--- Source records Enclosed Below ---

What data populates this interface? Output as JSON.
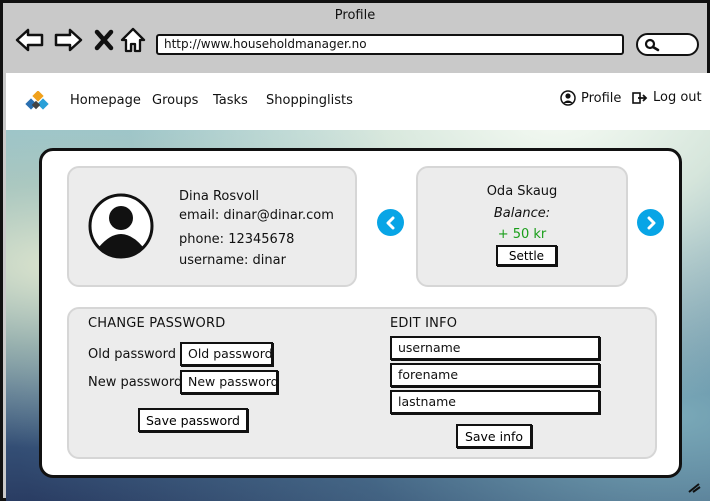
{
  "browser": {
    "title": "Profile",
    "url": "http://www.householdmanager.no",
    "back_icon": "arrow-left-icon",
    "forward_icon": "arrow-right-icon",
    "stop_icon": "close-icon",
    "home_icon": "home-icon",
    "search_icon": "search-icon"
  },
  "nav": {
    "logo_icon": "app-logo-icon",
    "links": [
      "Homepage",
      "Groups",
      "Tasks",
      "Shoppinglists"
    ],
    "profile_label": "Profile",
    "logout_label": "Log out"
  },
  "profile": {
    "name": "Dina Rosvoll",
    "email": "email: dinar@dinar.com",
    "phone": "phone: 12345678",
    "username": "username: dinar"
  },
  "balance": {
    "person": "Oda Skaug",
    "label": "Balance:",
    "amount": "+ 50 kr",
    "settle_label": "Settle",
    "amount_color": "#1a9e1a"
  },
  "change_password": {
    "title": "CHANGE PASSWORD",
    "old_label": "Old password",
    "old_placeholder": "Old password",
    "new_label": "New password",
    "new_placeholder": "New password",
    "save_label": "Save password"
  },
  "edit_info": {
    "title": "EDIT INFO",
    "fields": [
      "username",
      "forename",
      "lastname"
    ],
    "save_label": "Save info"
  },
  "colors": {
    "accent": "#08a5e6",
    "panel": "#ececec"
  }
}
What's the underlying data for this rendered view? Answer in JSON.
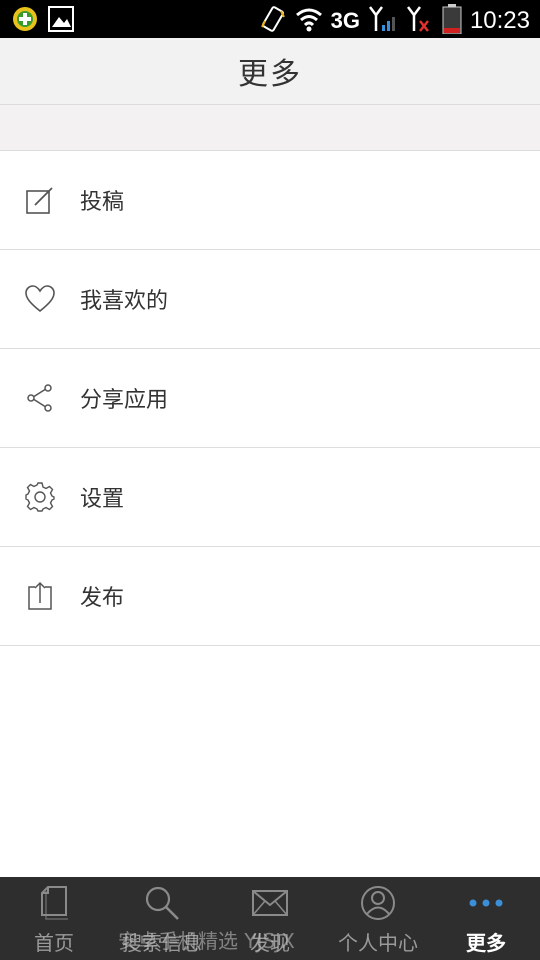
{
  "status_bar": {
    "network": "3G",
    "time": "10:23"
  },
  "header": {
    "title": "更多"
  },
  "menu": {
    "items": [
      {
        "label": "投稿",
        "icon": "edit-icon"
      },
      {
        "label": "我喜欢的",
        "icon": "heart-icon"
      },
      {
        "label": "分享应用",
        "icon": "share-icon"
      },
      {
        "label": "设置",
        "icon": "gear-icon"
      },
      {
        "label": "发布",
        "icon": "upload-icon"
      }
    ]
  },
  "tabs": [
    {
      "label": "首页",
      "icon": "document-icon"
    },
    {
      "label": "搜索信息",
      "icon": "search-icon"
    },
    {
      "label": "发现",
      "icon": "mail-icon"
    },
    {
      "label": "个人中心",
      "icon": "user-icon"
    },
    {
      "label": "更多",
      "icon": "more-dots-icon",
      "active": true
    }
  ],
  "watermark": "安卓手机精选 YJSJX",
  "colors": {
    "status_bar_bg": "#000000",
    "header_bg": "#f2f2f2",
    "tab_bar_bg": "#2e2e2e",
    "active_tab_icon": "#3a8fd8"
  }
}
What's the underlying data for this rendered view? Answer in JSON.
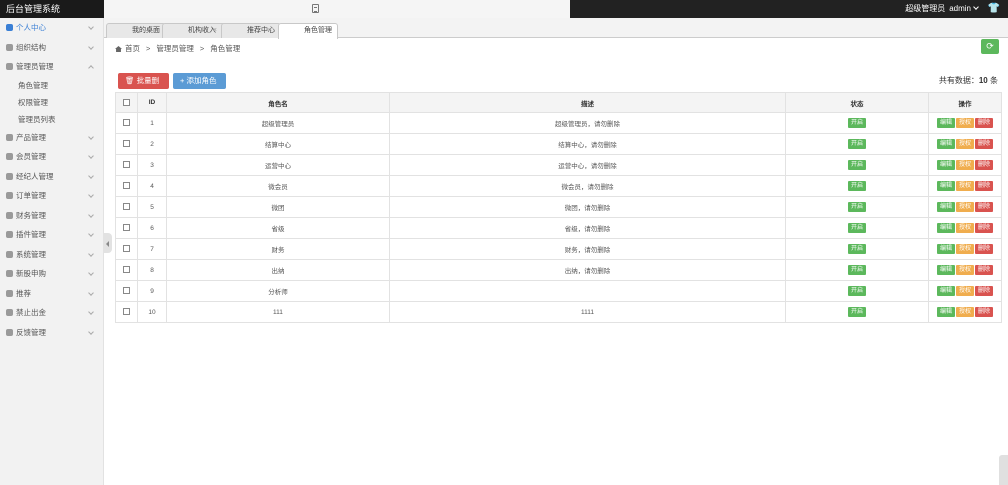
{
  "app": {
    "title": "后台管理系统"
  },
  "topbar": {
    "user_role": "超级管理员",
    "user_name": "admin"
  },
  "sidebar": {
    "items": [
      {
        "label": "个人中心",
        "active": true
      },
      {
        "label": "组织结构"
      },
      {
        "label": "管理员管理",
        "expanded": true
      },
      {
        "label": "产品管理"
      },
      {
        "label": "会员管理"
      },
      {
        "label": "经纪人管理"
      },
      {
        "label": "订单管理"
      },
      {
        "label": "财务管理"
      },
      {
        "label": "插件管理"
      },
      {
        "label": "系统管理"
      },
      {
        "label": "新股申购"
      },
      {
        "label": "推荐"
      },
      {
        "label": "禁止出金"
      },
      {
        "label": "反馈管理"
      }
    ],
    "sub_items": [
      "角色管理",
      "权限管理",
      "管理员列表"
    ]
  },
  "tabs": [
    {
      "label": "我的桌面"
    },
    {
      "label": "机构收入"
    },
    {
      "label": "推荐中心"
    },
    {
      "label": "角色管理"
    }
  ],
  "breadcrumb": {
    "home": "首页",
    "level1": "管理员管理",
    "level2": "角色管理"
  },
  "toolbar": {
    "batch_delete": "批量删除",
    "add_role": "添加角色",
    "total_prefix": "共有数据：",
    "total_count": "10",
    "total_suffix": " 条"
  },
  "table": {
    "headers": {
      "id": "ID",
      "name": "角色名",
      "desc": "描述",
      "status": "状态",
      "action": "操作"
    },
    "status_label": "开启",
    "action_labels": {
      "edit": "编辑",
      "grant": "授权",
      "delete": "删除"
    },
    "rows": [
      {
        "id": "1",
        "name": "超级管理员",
        "desc": "超级管理员，请勿删除"
      },
      {
        "id": "2",
        "name": "结算中心",
        "desc": "结算中心，请勿删除"
      },
      {
        "id": "3",
        "name": "运营中心",
        "desc": "运营中心，请勿删除"
      },
      {
        "id": "4",
        "name": "微会员",
        "desc": "微会员，请勿删除"
      },
      {
        "id": "5",
        "name": "微团",
        "desc": "微团，请勿删除"
      },
      {
        "id": "6",
        "name": "省级",
        "desc": "省级，请勿删除"
      },
      {
        "id": "7",
        "name": "财务",
        "desc": "财务，请勿删除"
      },
      {
        "id": "8",
        "name": "出纳",
        "desc": "出纳，请勿删除"
      },
      {
        "id": "9",
        "name": "分析师",
        "desc": ""
      },
      {
        "id": "10",
        "name": "111",
        "desc": "1111"
      }
    ]
  },
  "colors": {
    "topbar": "#222222",
    "active_nav": "#3a7fd5",
    "green": "#5cb85c",
    "orange": "#f0ad4e",
    "red": "#d9534f",
    "blue": "#5b9bd5"
  }
}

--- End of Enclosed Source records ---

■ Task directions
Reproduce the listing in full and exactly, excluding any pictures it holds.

■ Output
What data populates this interface? Output as JSON.
{
  "browser": {
    "title": "Profile",
    "url": "http://www.householdmanager.no",
    "back_icon": "arrow-left-icon",
    "forward_icon": "arrow-right-icon",
    "stop_icon": "close-icon",
    "home_icon": "home-icon",
    "search_icon": "search-icon"
  },
  "nav": {
    "logo_icon": "app-logo-icon",
    "links": [
      "Homepage",
      "Groups",
      "Tasks",
      "Shoppinglists"
    ],
    "profile_label": "Profile",
    "logout_label": "Log out"
  },
  "profile": {
    "name": "Dina Rosvoll",
    "email": "email: dinar@dinar.com",
    "phone": "phone: 12345678",
    "username": "username: dinar"
  },
  "balance": {
    "person": "Oda Skaug",
    "label": "Balance:",
    "amount": "+ 50 kr",
    "settle_label": "Settle",
    "amount_color": "#1a9e1a"
  },
  "change_password": {
    "title": "CHANGE PASSWORD",
    "old_label": "Old password",
    "old_placeholder": "Old password",
    "new_label": "New password",
    "new_placeholder": "New password",
    "save_label": "Save password"
  },
  "edit_info": {
    "title": "EDIT INFO",
    "fields": [
      "username",
      "forename",
      "lastname"
    ],
    "save_label": "Save info"
  },
  "colors": {
    "accent": "#08a5e6",
    "panel": "#ececec"
  }
}
What's the underlying data for this rendered view? Answer in JSON.
{
  "status_bar": {
    "network": "3G",
    "time": "10:23"
  },
  "header": {
    "title": "更多"
  },
  "menu": {
    "items": [
      {
        "label": "投稿",
        "icon": "edit-icon"
      },
      {
        "label": "我喜欢的",
        "icon": "heart-icon"
      },
      {
        "label": "分享应用",
        "icon": "share-icon"
      },
      {
        "label": "设置",
        "icon": "gear-icon"
      },
      {
        "label": "发布",
        "icon": "upload-icon"
      }
    ]
  },
  "tabs": [
    {
      "label": "首页",
      "icon": "document-icon"
    },
    {
      "label": "搜索信息",
      "icon": "search-icon"
    },
    {
      "label": "发现",
      "icon": "mail-icon"
    },
    {
      "label": "个人中心",
      "icon": "user-icon"
    },
    {
      "label": "更多",
      "icon": "more-dots-icon",
      "active": true
    }
  ],
  "watermark": "安卓手机精选 YJSJX",
  "colors": {
    "status_bar_bg": "#000000",
    "header_bg": "#f2f2f2",
    "tab_bar_bg": "#2e2e2e",
    "active_tab_icon": "#3a8fd8"
  }
}
What's the underlying data for this rendered view? Answer in JSON.
{
  "app": {
    "title": "后台管理系统"
  },
  "topbar": {
    "user_role": "超级管理员",
    "user_name": "admin"
  },
  "sidebar": {
    "items": [
      {
        "label": "个人中心",
        "active": true
      },
      {
        "label": "组织结构"
      },
      {
        "label": "管理员管理",
        "expanded": true
      },
      {
        "label": "产品管理"
      },
      {
        "label": "会员管理"
      },
      {
        "label": "经纪人管理"
      },
      {
        "label": "订单管理"
      },
      {
        "label": "财务管理"
      },
      {
        "label": "插件管理"
      },
      {
        "label": "系统管理"
      },
      {
        "label": "新股申购"
      },
      {
        "label": "推荐"
      },
      {
        "label": "禁止出金"
      },
      {
        "label": "反馈管理"
      }
    ],
    "sub_items": [
      "角色管理",
      "权限管理",
      "管理员列表"
    ]
  },
  "tabs": [
    {
      "label": "我的桌面"
    },
    {
      "label": "机构收入"
    },
    {
      "label": "推荐中心"
    },
    {
      "label": "角色管理"
    }
  ],
  "breadcrumb": {
    "home": "首页",
    "level1": "管理员管理",
    "level2": "角色管理"
  },
  "toolbar": {
    "batch_delete": "批量删除",
    "add_role": "添加角色",
    "total_prefix": "共有数据：",
    "total_count": "10",
    "total_suffix": " 条"
  },
  "table": {
    "headers": {
      "id": "ID",
      "name": "角色名",
      "desc": "描述",
      "status": "状态",
      "action": "操作"
    },
    "status_label": "开启",
    "action_labels": {
      "edit": "编辑",
      "grant": "授权",
      "delete": "删除"
    },
    "rows": [
      {
        "id": "1",
        "name": "超级管理员",
        "desc": "超级管理员，请勿删除"
      },
      {
        "id": "2",
        "name": "结算中心",
        "desc": "结算中心，请勿删除"
      },
      {
        "id": "3",
        "name": "运营中心",
        "desc": "运营中心，请勿删除"
      },
      {
        "id": "4",
        "name": "微会员",
        "desc": "微会员，请勿删除"
      },
      {
        "id": "5",
        "name": "微团",
        "desc": "微团，请勿删除"
      },
      {
        "id": "6",
        "name": "省级",
        "desc": "省级，请勿删除"
      },
      {
        "id": "7",
        "name": "财务",
        "desc": "财务，请勿删除"
      },
      {
        "id": "8",
        "name": "出纳",
        "desc": "出纳，请勿删除"
      },
      {
        "id": "9",
        "name": "分析师",
        "desc": ""
      },
      {
        "id": "10",
        "name": "111",
        "desc": "1111"
      }
    ]
  },
  "colors": {
    "topbar": "#222222",
    "active_nav": "#3a7fd5",
    "green": "#5cb85c",
    "orange": "#f0ad4e",
    "red": "#d9534f",
    "blue": "#5b9bd5"
  }
}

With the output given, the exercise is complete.